Most of all, we have the language — the "newspeak" — Orwell predicted. No, there's no Ministry of Truth, but such an institution would anyway seem superfluous given that The New York Times, USA Today, Wall Street Journal, and Washington Post all now refuse to use the word "torture" to describe waterboarding, beatings, and sleep deprivation of prisoners, adopting instead the government-approved phrase "enhanced interrogation techniques" (as Chris Hayes of The Nation has observed, this is like calling rape "unilateral physical intimacy"). Even NPR, alas, has banned "torture" from its reporting. Escalation in Iraq is a "surge," prisoners are "detainees," assassinations are "targeted killings," and the 60,000 barrel-a-day ongoing undersea oil eruption is nothing but a "spill" or "leak." As bad as it is, imagine how much worse it might be if Orwell hadn't warned against it.

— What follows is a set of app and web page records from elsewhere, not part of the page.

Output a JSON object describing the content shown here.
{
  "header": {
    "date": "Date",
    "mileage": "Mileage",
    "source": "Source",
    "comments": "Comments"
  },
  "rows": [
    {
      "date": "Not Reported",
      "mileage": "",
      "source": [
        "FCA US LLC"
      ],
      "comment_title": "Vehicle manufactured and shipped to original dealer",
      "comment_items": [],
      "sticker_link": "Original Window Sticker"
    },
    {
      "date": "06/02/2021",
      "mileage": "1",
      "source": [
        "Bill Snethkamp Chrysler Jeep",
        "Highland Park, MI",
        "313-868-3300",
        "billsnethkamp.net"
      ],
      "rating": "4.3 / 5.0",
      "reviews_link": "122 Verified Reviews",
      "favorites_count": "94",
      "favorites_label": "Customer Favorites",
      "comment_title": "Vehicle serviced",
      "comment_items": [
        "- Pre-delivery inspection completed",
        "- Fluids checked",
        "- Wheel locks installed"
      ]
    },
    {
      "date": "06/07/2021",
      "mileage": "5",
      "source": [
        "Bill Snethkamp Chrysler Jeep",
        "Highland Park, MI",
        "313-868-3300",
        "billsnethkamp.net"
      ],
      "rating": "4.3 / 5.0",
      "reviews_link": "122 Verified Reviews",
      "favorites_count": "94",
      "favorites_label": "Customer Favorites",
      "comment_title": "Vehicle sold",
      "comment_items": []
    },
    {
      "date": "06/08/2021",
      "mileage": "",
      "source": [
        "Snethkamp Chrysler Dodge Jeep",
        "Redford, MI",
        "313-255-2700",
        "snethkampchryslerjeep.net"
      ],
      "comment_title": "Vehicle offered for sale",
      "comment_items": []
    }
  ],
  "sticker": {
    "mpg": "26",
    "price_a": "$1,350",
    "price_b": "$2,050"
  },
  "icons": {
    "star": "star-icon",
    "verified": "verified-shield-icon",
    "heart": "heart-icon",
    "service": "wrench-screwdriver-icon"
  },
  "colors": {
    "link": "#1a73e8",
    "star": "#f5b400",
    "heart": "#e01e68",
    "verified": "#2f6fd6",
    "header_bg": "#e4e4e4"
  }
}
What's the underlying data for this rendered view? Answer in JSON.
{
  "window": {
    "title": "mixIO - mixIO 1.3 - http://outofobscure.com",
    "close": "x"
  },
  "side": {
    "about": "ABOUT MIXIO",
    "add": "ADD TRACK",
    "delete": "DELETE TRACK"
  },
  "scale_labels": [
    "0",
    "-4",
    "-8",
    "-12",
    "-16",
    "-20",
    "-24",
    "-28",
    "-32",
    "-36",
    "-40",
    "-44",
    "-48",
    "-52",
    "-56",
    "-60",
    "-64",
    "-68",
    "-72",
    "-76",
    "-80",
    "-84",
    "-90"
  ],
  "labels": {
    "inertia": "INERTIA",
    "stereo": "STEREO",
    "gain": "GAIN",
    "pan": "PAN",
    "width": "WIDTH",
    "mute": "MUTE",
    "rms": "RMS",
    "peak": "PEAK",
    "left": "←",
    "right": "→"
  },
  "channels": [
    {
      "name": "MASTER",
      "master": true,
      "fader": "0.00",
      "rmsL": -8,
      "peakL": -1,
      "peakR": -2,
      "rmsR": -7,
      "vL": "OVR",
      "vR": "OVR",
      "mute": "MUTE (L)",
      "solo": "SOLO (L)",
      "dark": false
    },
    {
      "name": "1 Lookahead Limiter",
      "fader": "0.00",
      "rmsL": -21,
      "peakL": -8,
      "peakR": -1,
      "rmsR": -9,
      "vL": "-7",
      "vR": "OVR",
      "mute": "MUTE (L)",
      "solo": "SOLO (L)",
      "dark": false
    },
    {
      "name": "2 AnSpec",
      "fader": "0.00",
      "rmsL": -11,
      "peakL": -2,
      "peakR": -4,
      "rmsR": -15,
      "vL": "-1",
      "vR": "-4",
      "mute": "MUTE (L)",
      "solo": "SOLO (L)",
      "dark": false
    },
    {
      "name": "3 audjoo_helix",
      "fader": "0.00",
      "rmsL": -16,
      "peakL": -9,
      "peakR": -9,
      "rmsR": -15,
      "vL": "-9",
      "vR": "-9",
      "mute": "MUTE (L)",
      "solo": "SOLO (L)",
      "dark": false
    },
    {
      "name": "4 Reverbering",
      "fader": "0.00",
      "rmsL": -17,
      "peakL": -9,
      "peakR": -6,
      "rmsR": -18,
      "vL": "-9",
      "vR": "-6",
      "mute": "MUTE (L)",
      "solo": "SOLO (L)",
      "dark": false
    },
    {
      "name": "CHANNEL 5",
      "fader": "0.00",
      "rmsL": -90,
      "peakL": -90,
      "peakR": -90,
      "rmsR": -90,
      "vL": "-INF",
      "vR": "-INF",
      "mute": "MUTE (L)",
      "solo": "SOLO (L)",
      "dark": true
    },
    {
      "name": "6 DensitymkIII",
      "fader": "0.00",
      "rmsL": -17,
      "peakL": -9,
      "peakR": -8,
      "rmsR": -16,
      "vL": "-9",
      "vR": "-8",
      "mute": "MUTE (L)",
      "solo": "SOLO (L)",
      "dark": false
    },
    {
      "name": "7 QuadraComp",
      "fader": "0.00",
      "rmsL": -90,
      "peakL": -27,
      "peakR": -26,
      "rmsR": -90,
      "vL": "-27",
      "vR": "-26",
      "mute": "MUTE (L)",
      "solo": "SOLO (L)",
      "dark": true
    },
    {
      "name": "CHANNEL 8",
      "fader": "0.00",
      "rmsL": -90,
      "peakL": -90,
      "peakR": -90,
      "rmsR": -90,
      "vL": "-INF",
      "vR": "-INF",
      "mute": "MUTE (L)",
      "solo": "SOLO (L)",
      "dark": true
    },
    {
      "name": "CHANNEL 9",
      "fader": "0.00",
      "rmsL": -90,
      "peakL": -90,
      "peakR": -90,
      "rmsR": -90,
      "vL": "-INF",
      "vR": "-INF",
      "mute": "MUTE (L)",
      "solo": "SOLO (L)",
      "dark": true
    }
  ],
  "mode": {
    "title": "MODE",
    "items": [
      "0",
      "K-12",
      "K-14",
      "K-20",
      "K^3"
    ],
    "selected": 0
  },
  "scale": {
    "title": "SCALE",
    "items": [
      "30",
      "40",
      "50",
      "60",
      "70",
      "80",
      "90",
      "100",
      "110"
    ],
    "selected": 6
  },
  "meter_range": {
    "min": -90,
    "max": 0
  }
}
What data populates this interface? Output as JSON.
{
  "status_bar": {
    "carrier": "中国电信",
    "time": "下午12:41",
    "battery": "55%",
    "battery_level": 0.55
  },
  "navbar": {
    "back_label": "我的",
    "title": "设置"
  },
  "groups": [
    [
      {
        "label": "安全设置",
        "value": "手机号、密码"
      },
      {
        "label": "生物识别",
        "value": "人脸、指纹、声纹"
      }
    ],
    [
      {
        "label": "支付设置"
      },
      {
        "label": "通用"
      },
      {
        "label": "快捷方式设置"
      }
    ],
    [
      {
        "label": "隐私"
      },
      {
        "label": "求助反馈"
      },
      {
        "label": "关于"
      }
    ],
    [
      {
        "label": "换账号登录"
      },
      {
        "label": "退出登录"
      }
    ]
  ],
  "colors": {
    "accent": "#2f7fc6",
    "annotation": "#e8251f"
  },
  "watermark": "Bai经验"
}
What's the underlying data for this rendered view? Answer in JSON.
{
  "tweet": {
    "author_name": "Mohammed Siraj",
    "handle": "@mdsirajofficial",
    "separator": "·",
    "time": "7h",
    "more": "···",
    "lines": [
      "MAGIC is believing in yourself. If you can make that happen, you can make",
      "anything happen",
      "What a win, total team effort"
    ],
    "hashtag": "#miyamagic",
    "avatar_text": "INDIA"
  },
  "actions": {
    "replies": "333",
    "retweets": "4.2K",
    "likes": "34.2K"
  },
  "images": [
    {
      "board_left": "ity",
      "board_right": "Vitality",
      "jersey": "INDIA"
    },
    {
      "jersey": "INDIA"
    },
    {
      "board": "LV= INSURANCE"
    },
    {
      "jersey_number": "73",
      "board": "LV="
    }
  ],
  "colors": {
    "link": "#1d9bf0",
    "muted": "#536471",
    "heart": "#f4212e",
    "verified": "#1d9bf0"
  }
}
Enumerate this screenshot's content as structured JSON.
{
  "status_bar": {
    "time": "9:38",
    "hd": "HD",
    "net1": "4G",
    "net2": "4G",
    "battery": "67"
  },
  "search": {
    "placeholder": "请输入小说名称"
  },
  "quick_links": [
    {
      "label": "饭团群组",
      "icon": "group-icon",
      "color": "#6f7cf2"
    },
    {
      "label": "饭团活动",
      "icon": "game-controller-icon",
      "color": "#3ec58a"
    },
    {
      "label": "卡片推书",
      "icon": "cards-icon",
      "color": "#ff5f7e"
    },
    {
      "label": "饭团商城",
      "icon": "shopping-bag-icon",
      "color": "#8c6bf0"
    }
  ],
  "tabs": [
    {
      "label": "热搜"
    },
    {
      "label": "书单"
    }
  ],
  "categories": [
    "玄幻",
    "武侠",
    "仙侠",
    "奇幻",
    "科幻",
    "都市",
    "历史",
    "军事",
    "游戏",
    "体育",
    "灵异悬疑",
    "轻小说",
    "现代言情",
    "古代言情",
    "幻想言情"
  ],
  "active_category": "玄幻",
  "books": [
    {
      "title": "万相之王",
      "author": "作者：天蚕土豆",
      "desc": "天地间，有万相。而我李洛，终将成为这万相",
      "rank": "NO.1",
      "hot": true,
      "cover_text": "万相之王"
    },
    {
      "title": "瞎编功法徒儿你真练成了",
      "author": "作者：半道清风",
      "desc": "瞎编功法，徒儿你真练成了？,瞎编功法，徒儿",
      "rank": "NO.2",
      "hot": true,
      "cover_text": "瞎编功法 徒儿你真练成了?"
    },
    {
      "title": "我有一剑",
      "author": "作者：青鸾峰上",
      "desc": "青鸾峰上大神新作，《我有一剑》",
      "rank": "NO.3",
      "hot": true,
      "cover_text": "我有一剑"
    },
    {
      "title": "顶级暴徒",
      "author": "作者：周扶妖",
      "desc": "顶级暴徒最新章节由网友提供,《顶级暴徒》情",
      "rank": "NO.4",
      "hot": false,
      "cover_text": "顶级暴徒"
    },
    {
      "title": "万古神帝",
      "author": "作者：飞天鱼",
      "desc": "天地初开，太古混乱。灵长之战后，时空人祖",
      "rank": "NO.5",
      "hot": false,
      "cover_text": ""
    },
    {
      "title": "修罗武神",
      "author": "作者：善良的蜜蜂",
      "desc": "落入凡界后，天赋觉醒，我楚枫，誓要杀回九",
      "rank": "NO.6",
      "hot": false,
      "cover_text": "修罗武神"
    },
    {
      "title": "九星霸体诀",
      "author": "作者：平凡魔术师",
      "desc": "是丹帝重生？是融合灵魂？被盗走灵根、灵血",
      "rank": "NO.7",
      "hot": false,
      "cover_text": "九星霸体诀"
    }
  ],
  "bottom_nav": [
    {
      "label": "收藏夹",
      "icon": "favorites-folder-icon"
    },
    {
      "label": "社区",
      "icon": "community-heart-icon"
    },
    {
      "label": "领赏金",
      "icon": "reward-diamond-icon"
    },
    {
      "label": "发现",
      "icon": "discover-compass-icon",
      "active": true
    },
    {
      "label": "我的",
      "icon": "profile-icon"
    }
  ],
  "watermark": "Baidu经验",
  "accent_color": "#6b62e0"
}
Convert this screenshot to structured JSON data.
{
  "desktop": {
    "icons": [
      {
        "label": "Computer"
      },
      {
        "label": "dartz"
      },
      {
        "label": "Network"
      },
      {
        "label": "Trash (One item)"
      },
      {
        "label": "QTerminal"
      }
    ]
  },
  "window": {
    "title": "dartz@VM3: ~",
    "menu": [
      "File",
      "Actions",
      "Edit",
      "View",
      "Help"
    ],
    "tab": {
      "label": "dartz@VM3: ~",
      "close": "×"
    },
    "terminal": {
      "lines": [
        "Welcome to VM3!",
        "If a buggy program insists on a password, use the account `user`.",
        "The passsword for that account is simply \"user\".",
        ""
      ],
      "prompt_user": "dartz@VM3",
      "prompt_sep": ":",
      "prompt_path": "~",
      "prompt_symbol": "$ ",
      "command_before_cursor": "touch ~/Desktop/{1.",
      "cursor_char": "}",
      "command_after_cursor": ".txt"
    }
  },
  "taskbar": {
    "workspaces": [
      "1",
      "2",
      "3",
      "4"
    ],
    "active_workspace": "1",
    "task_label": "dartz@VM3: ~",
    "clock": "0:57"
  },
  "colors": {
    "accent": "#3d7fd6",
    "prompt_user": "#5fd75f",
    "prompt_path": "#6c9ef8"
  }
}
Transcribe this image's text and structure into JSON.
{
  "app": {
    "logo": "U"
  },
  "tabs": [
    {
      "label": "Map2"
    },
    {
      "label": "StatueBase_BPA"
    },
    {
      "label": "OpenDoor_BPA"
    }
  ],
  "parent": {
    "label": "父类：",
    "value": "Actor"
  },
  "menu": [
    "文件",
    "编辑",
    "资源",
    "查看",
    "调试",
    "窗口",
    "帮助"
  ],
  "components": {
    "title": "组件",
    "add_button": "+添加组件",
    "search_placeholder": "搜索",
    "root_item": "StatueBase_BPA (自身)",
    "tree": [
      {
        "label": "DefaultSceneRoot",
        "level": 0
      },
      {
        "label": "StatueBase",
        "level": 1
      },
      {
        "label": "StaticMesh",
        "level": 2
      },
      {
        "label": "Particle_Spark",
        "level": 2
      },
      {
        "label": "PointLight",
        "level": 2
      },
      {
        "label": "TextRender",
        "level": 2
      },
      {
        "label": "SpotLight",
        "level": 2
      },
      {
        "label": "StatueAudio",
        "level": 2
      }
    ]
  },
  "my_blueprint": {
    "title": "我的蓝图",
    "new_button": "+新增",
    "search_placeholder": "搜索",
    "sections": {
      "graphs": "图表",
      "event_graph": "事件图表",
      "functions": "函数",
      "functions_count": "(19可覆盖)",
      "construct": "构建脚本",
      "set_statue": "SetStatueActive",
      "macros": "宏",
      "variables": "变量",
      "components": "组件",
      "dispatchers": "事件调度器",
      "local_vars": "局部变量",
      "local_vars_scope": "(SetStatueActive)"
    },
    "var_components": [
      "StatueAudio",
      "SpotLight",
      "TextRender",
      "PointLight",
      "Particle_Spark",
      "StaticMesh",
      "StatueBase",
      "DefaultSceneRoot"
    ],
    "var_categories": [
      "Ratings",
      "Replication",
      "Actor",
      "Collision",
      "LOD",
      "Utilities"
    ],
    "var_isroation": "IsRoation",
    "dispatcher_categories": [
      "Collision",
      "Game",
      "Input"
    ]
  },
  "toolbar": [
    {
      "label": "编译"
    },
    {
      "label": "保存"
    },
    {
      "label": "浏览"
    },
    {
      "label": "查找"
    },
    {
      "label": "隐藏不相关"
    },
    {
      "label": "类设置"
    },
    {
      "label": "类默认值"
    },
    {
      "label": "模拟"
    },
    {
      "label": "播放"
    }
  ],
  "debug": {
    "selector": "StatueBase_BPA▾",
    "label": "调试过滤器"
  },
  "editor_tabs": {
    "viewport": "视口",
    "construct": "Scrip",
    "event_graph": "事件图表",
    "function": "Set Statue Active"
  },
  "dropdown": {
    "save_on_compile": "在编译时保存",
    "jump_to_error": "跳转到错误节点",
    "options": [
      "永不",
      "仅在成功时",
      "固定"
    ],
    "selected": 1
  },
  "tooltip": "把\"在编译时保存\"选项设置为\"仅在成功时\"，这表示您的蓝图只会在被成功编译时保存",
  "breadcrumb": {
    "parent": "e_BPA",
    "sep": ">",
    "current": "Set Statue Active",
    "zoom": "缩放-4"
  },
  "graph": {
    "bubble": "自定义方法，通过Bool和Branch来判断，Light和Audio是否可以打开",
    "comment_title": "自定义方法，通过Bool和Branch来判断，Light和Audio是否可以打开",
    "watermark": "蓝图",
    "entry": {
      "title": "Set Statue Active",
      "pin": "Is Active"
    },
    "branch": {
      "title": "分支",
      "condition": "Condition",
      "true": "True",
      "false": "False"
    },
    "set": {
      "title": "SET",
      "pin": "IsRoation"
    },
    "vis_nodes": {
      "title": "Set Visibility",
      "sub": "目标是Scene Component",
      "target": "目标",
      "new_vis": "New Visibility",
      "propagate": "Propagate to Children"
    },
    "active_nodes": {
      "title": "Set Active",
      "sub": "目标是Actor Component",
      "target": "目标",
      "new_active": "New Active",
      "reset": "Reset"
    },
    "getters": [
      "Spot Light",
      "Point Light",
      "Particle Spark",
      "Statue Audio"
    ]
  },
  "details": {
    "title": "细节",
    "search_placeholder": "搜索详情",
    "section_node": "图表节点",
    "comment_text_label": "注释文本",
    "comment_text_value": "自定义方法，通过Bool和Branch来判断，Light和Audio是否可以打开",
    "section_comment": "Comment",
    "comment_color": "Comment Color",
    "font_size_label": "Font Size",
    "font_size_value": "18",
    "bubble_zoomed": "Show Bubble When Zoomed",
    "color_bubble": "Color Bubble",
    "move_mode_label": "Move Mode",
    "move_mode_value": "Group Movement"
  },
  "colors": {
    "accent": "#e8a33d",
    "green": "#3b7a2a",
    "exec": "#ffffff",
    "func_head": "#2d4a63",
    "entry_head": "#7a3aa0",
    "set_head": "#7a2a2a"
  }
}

It's interesting to consider that Orwell addressed the major themes of Nineteen Eighty-Four a few years earlier, in his essay Notes on Nationalism. And yet Notes, as excellent as it is, is read much less widely. Why? Because certain themes resonate more powerfully when presented within the structure of a thriller—when brought to life in the conflicts and confusion of characters on the page. For readers, Nineteen Eighty-Four is a warning. For thriller writers, it's something to aspire to.

Barry Eisler

Bestselling novelist Barry Eisler spent three years in a covert position with the CIA's Directorate of Operations. His eighth thriller, "Inside Out" (June 29), draws on Guantanamo, Blackwater, torture and the missing CIA interrogation videos. Visit his web site, www.barryeisler.com.

Last modified on Thursday, 29 July 2010 09:48